Two days ago, when he first had explained the coming operation to his senior CO and his two NCOs, he had done it again. On the satellite pictures and drone vids he had shown them, everything made sense, even the timing seemed obvious.
- Fine, whispered Basquier .
He had hoped Fleischer would have thought the back-up issue over, but his boss hadn’t. Basquier didn’t like it, but that was it. He would have to make do with the manpower he had. One last time, the four men went through all the operational details, from start to finish. Once they had exhausted every remaining question, there weren’t many actually, Fleischer slammed his fist on his desk.
- That’s it, gentlemen … Bonne chance et bonne chasse* !
The other three knew this was the signal, the meeting was over. They gathered the few papers they had brought and left the office. They had quite a lot on their plate. With only a couple of hours left before departure, they had three teams of 7 men to brief before everybody would gear up and get ready.
At 1400, four SUVs left FOB “Voodoo Creek” through its main gate. The convoy drove quietly through the huge slum that looked like it was clinging onto the steep slopes of the mountain range, East of the capital. The wide avenues, basically dirt roads with potholes the size of a small crater, were littered with all sorts of rubbish. Countless kids dressed in rags were playing in pools of muddy water along the main avenue. People were minding their own business and nobody seemed to pay much attention to the white SUVs.

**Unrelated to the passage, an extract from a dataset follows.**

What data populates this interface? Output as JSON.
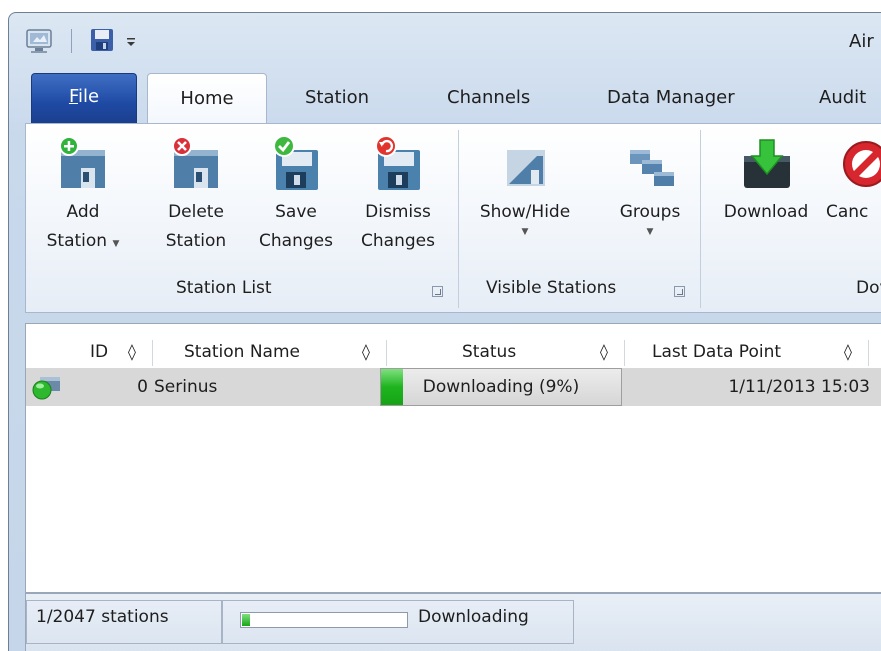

Basquier was sitting in the second vehicle, next to his driver. Officially, he was taking a group of European engineers to one of the mines located up North. He had stashed a couple of maps onto the back seat, together with a few computers and sport bags, supposedly the luggage of the engineers, who travelled light, due to their stay being only short term.
It was enough to fool a traffic cop, but they would get in trouble if some nosy local police chief asked them anything more … Most likely, the guy would be after some sort of ‘bakchich’, bribery money, but if he turned out to be some kind of local hero, things could get messy.
Once the convoy left the seemingly never-ending slum, they took a right turn and entered a brand new highway.
- Holy shit, shouted Samir, the driver.
He lowered his sunglasses slightly, looked to his Captain and broke out in laughter.
- They got no decent toilets, but better highways than back home. What you say, Captain ?
- Keep driving, Samir. Save us the stories for when we get back.
Samir was a second generation French of North African extraction. In his ways and deeds, he was as French as you could be though, except for the fact that he didn’t eat pork and only drank some red wine on special occasions. Like during a “méchoui”, a roast sheep BBQ, that Fleischer would personally organise after any major success.
- Hope Fleischer will pick a better sheep for tonight’s méchoui, yelled Samir, looking into the rearview mirror.
The three men on the back-seat, dressed in plain clothes as well, smiled back at the driver.
- Drive, said Basquier again. We got to be there in two hours.
* "Bonne chance et bonne chasse": French for "good luck and good hunting"
(part 2 next week)